Starring: Cameron Cuffe, Georgina Campbell, Ann Ogbomo, Shaun Sipos, Wallis Day, Elliot Cowan, Aaron Pierre, Blake Ritson, and Colin Salmon.
Written by: Doris Egan and David Paul Francis
Directed by: Kate Dennis and Metin Huseyin
Krypton starts to come into its own, despite a gratuitous cameo, in its sixth and seventh installments. With just three episodes left until the first season finale, episodes 6 and 7 barrel the show into its endgame. Supporting by a few novel twists, its own version of science fiction Game of Thrones plotting, and more stellar performances from the women of the cast. Episode six kind of gets bogged down by the Doomsday of it all. These episodes really get the whole cast in on the fun, finally blossoming into a full-on ensemble as the fight against Brainiac finally comes to Krypton in a big, splashy way.
Picking up directly after episode 5’s revelation that General Zod has made the trip back in time, like Adam, in order to stop Brainiac, “Civil Wars” wastes little time doling out even more revelations. The most affecting of which is that Adam Strange didn’t tell Seg of Krypton’s eventual destruction and that Brainiac isn’t from the future. The destruction of Kandor, which begins the cascade failure of the planet’s core, leading to its explosion. It’s a fixed point in the planet’s history and thus should probably be protected.

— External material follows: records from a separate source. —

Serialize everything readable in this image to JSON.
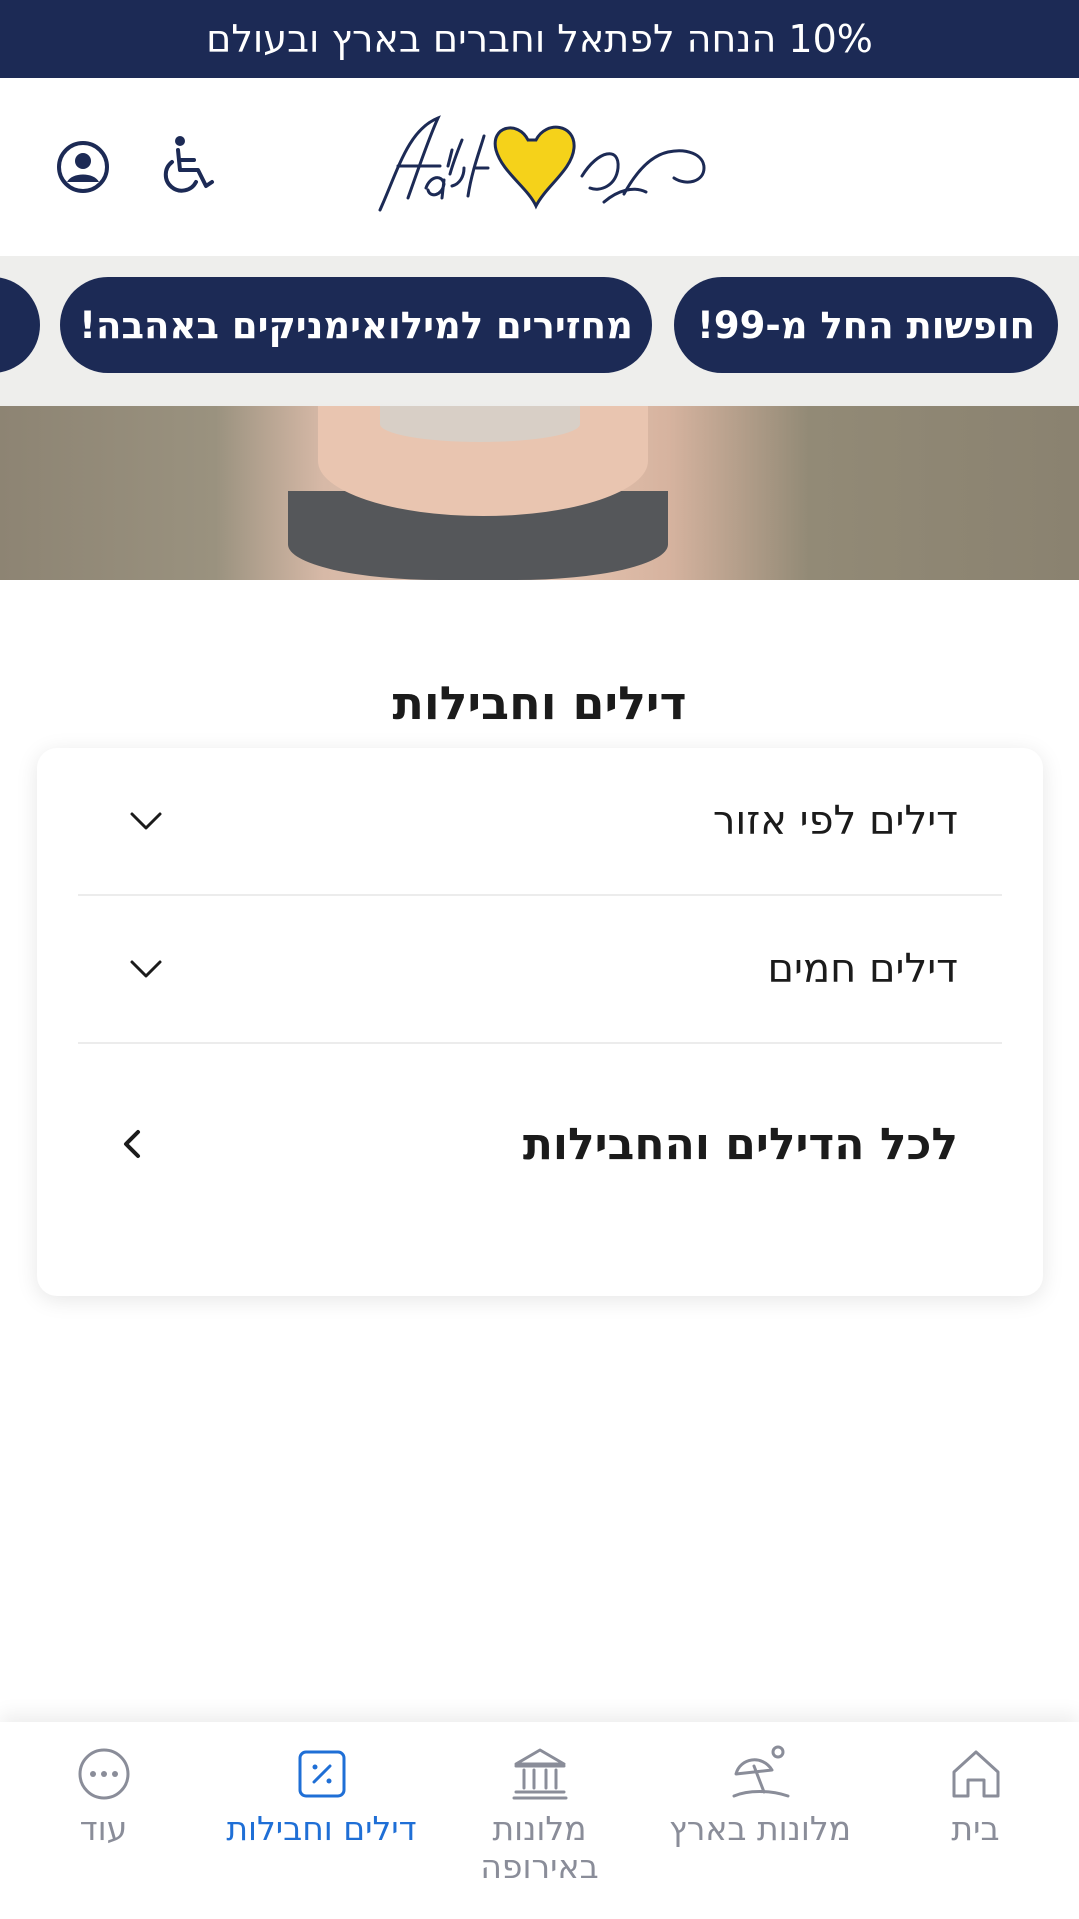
{
  "promo_bar": {
    "text": "10% הנחה לפתאל וחברים בארץ ובעולם"
  },
  "header": {
    "logo_icon": "fattal-heart-logo",
    "accessibility_icon": "wheelchair-icon",
    "account_icon": "user-circle-icon"
  },
  "chips": [
    {
      "label": "חופשות החל מ-99!"
    },
    {
      "label": "מחזירים למילואימניקים באהבה!"
    }
  ],
  "section": {
    "title": "דילים וחבילות",
    "rows": [
      {
        "label": "דילים לפי אזור",
        "icon": "chevron-down-icon"
      },
      {
        "label": "דילים חמים",
        "icon": "chevron-down-icon"
      },
      {
        "label": "לכל הדילים והחבילות",
        "icon": "chevron-left-icon"
      }
    ]
  },
  "bottom_nav": {
    "items": [
      {
        "label": "בית",
        "icon": "home-icon",
        "active": false
      },
      {
        "label": "מלונות בארץ",
        "icon": "beach-umbrella-icon",
        "active": false
      },
      {
        "label": "מלונות באירופה",
        "icon": "building-columns-icon",
        "active": false
      },
      {
        "label": "דילים וחבילות",
        "icon": "percent-tag-icon",
        "active": true
      },
      {
        "label": "עוד",
        "icon": "more-dots-icon",
        "active": false
      }
    ]
  },
  "colors": {
    "brand_navy": "#1c2a55",
    "brand_yellow": "#f5d21a",
    "nav_active": "#1f6fd6",
    "nav_inactive": "#8a8d99"
  }
}
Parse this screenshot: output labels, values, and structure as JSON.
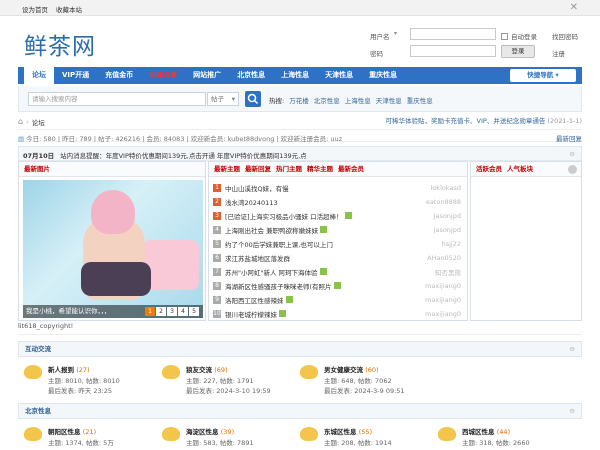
{
  "topbar": {
    "set_home": "设为首页",
    "bookmark": "收藏本站"
  },
  "header": {
    "logo": "鲜茶网",
    "username_label": "用户名",
    "password_label": "密码",
    "auto_login": "自动登录",
    "find_password": "找回密码",
    "login_btn": "登录",
    "register": "注册"
  },
  "nav": {
    "items": [
      "论坛",
      "VIP开通",
      "充值金币",
      "同城必看",
      "网站推广",
      "北京性息",
      "上海性息",
      "天津性息",
      "重庆性息"
    ],
    "quick": "快捷导航"
  },
  "search": {
    "placeholder": "请输入搜索内容",
    "type": "帖子",
    "hot_label": "热搜:",
    "hot": [
      "万花楼",
      "北京性息",
      "上海性息",
      "天津性息",
      "重庆性息"
    ]
  },
  "crumb": {
    "current": "论坛",
    "notice": "可稀华体验贴，奖励卡充值卡、VIP、并送纪念勋章通告",
    "notice_date": "(2021-1-1)"
  },
  "stats": {
    "text": "今日: 580 | 昨日: 789 | 帖子: 426216 | 会员: 84083 | 欢迎新会员: kubet88dvong | 欢迎新注册会员: uuz",
    "latest": "最新回复"
  },
  "announce": {
    "date": "07月10日",
    "text": "站内消息提醒：年度VIP特价优惠期间139元,点击开通   年度VIP特价优惠期间139元,点"
  },
  "pic_panel": {
    "tab": "最新图片",
    "caption": "我是小桃，希望能认识你，，，",
    "pages": [
      "1",
      "2",
      "3",
      "4",
      "5"
    ]
  },
  "list_panel": {
    "tabs": [
      "最新主题",
      "最新回复",
      "热门主题",
      "精华主题",
      "最新会员"
    ],
    "rows": [
      {
        "n": "1",
        "title": "中山山溪找Q妹，有慢",
        "author": "loklokasd"
      },
      {
        "n": "2",
        "title": "浅水湾20240113",
        "author": "eaton8888"
      },
      {
        "n": "3",
        "title": "[已验证]上海实习极品小骚妹 口活超棒！",
        "author": "jasonjpd"
      },
      {
        "n": "4",
        "title": "上海刚出社会 兼职鸭欲称嫩妹妹",
        "author": "jasonjpd"
      },
      {
        "n": "5",
        "title": "约了个00后学妹兼职上课,也可以上门",
        "author": "hsjj22"
      },
      {
        "n": "6",
        "title": "求江苏盐城地区落发群",
        "author": "AHao0520"
      },
      {
        "n": "7",
        "title": "苏州\"小阿虹\"新人 阿珂下海体验",
        "author": "知否黑熊"
      },
      {
        "n": "8",
        "title": "海湖新区性感骚孩子咪咪老师(有照片",
        "author": "maxijiang0"
      },
      {
        "n": "9",
        "title": "洛阳西工区性感辣妹",
        "author": "maxijiang0"
      },
      {
        "n": "10",
        "title": "银川老城柠檬辣妹",
        "author": "maxijiang0"
      }
    ]
  },
  "active_panel": {
    "tabs": [
      "活跃会员",
      "人气板块"
    ]
  },
  "copyright": "lit618_copyright!",
  "sections": [
    {
      "title": "互动交流",
      "forums": [
        {
          "name": "新人报到",
          "count": "(27)",
          "l1": "主题: 8010, 帖数: 8010",
          "l2": "最后发表: 昨天 23:25"
        },
        {
          "name": "狼友交流",
          "count": "(69)",
          "l1": "主题: 227, 帖数: 1791",
          "l2": "最后发表: 2024-3-10 19:59"
        },
        {
          "name": "男女健康交流",
          "count": "(60)",
          "l1": "主题: 648, 帖数: 7062",
          "l2": "最后发表: 2024-3-9 09:51"
        }
      ]
    },
    {
      "title": "北京性息",
      "forums": [
        {
          "name": "朝阳区性息",
          "count": "(21)",
          "l1": "主题: 1374, 帖数: 5万"
        },
        {
          "name": "海淀区性息",
          "count": "(39)",
          "l1": "主题: 583, 帖数: 7891"
        },
        {
          "name": "东城区性息",
          "count": "(55)",
          "l1": "主题: 208, 帖数: 1914"
        },
        {
          "name": "西城区性息",
          "count": "(44)",
          "l1": "主题: 318, 帖数: 2660"
        }
      ]
    }
  ]
}
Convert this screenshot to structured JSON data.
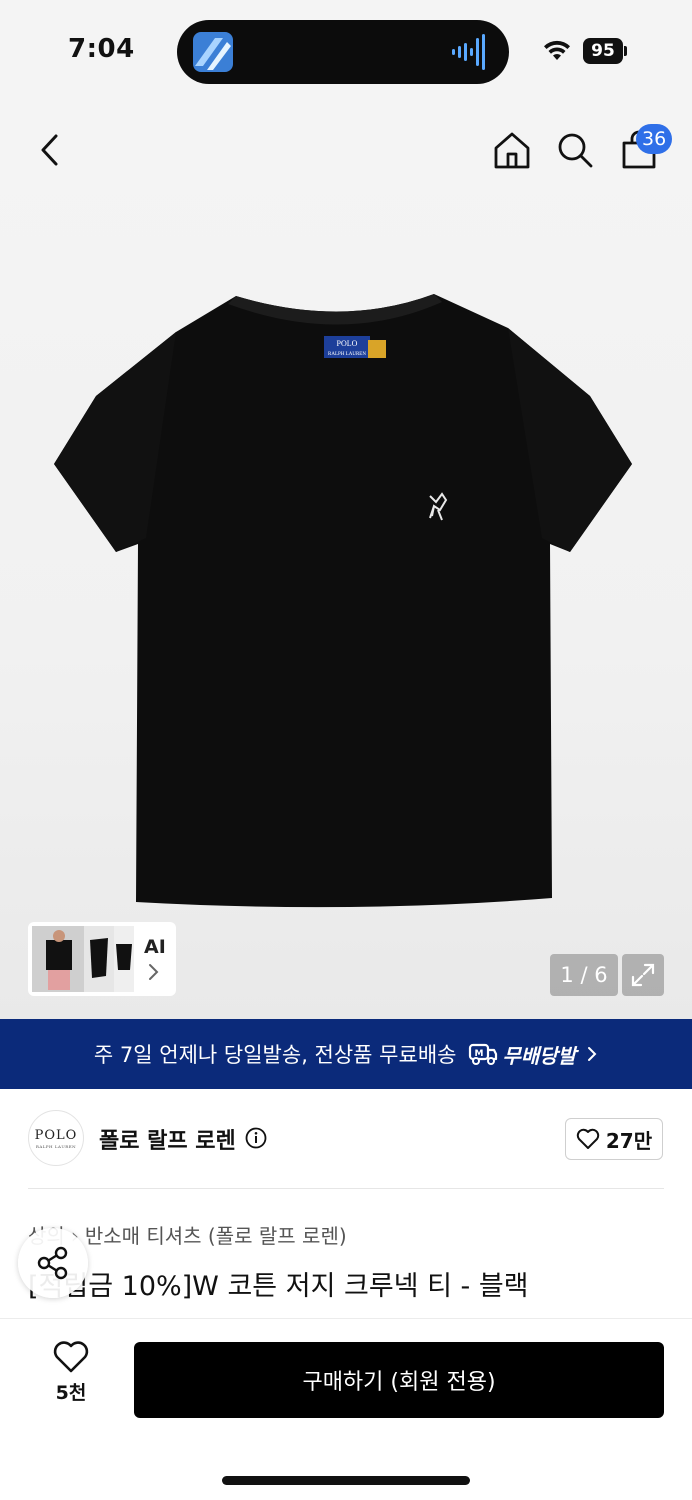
{
  "status_bar": {
    "time": "7:04",
    "battery": "95",
    "icons": [
      "wifi-icon",
      "battery-icon",
      "audio-wave-icon"
    ]
  },
  "header": {
    "icons": [
      "back-icon",
      "home-icon",
      "search-icon",
      "cart-icon"
    ],
    "cart_count": "36"
  },
  "gallery": {
    "tshirt_logo_line1": "POLO",
    "tshirt_logo_line2": "RALPH LAUREN",
    "ai_label": "AI",
    "page_indicator": "1 / 6"
  },
  "banner": {
    "text": "주 7일 언제나 당일발송, 전상품 무료배송",
    "badge": "무배당발",
    "colors": {
      "background": "#0b2a7a",
      "text": "#ffffff"
    }
  },
  "brand": {
    "logo_main": "POLO",
    "logo_sub": "RALPH LAUREN",
    "name": "폴로 랄프 로렌",
    "likes": "27만"
  },
  "breadcrumb": {
    "items": [
      "상의",
      "반소매 티셔츠 (폴로 랄프 로렌)"
    ]
  },
  "product": {
    "title": "[적립금 10%]W 코튼 저지 크루넥 티 - 블랙"
  },
  "bottom_bar": {
    "wish_count": "5천",
    "buy_label": "구매하기 (회원 전용)"
  },
  "colors": {
    "accent_badge": "#2f6fe8",
    "buy_button": "#000000"
  }
}
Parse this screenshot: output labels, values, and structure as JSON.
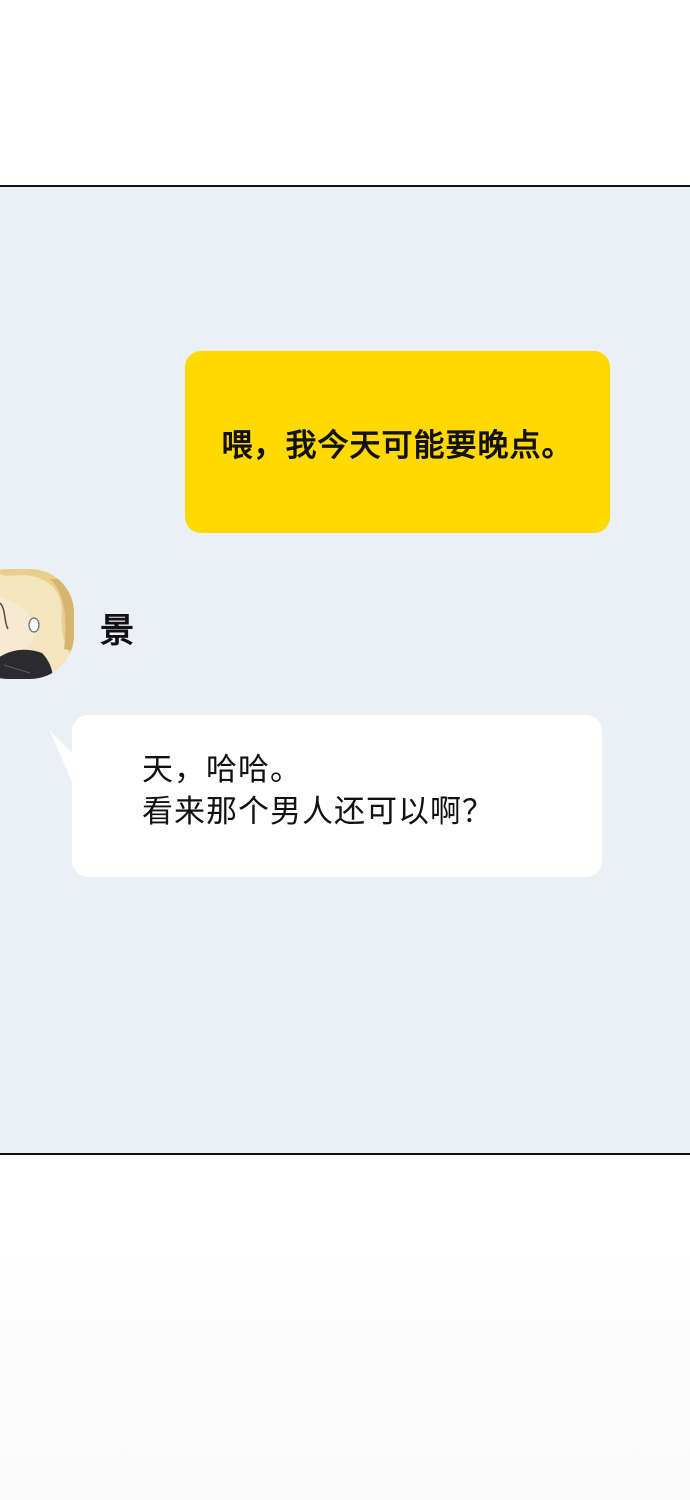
{
  "chat": {
    "outgoing_message": "喂，我今天可能要晚点。",
    "contact_name": "景",
    "incoming_message": {
      "line1": "天，哈哈。",
      "line2": "看来那个男人还可以啊？"
    }
  },
  "colors": {
    "chat_background": "#ebf0f5",
    "outgoing_bubble": "#ffd900",
    "incoming_bubble": "#ffffff",
    "panel_border": "#111111"
  },
  "icons": {
    "avatar": "contact-avatar-illustration"
  }
}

Writer Doris Egan (Torchwood: Miracle Day and House) does a really great job of making this new moral quandary feel weighty. Along with some choice Zod commentary on Superman’s legacy, voiced by the coldly entertaining Colin Salmon. She even doubles down on the political intrigue happening on the surface. The Vexes and Jayna-Zod prepare a daring plan to assassinate The Voice of Rao, unaware of his new Brainiac powered upgrade. Though, like I said, the episode comes apart toward the end. Thanks to a super out of place cameo by Doomsday. However, everything before that is compelling. It manages to merge the looming threat of Brainiac with the courtly intrigue of the Guild Space.
Episode seven then capitalizes on that merger. Showing the direct aftermath of the coup attempt and the frightening capabilities of Brainiac. It is here where the show finally fully merges its political machinations with the fight against Brainiac in a propulsive and engaging hour of television. Sure, Cameron Cuffe’s Seg is still about as entertaining as a bowl of cold oatmeal. The women, especially the dreamy and endlessly watchable Wallis Day and Georgina Campbell more than make-up for it as the full cast unites toward the goal of saving Kandor. I wish that it hadn’t taken up to six weeks to get us to this point. Episodes 6 and 7 of Krypton finally put the show on a solid foundation and move it toward some really interesting places.
Verdict: Watch Them!
After a shaky start and some even shakier storytelling, episodes 6 and 7 find Krypton making great use of both the overall narrative and the immediate week-to-week plots. Buoyed by fantastic production values, strong women, and now genuine stakes, Krypton is starting to grow out of being a guilty pleasure to a legitimately great fandom entry.
Until next time praise the sun, and I’ll be seeing you.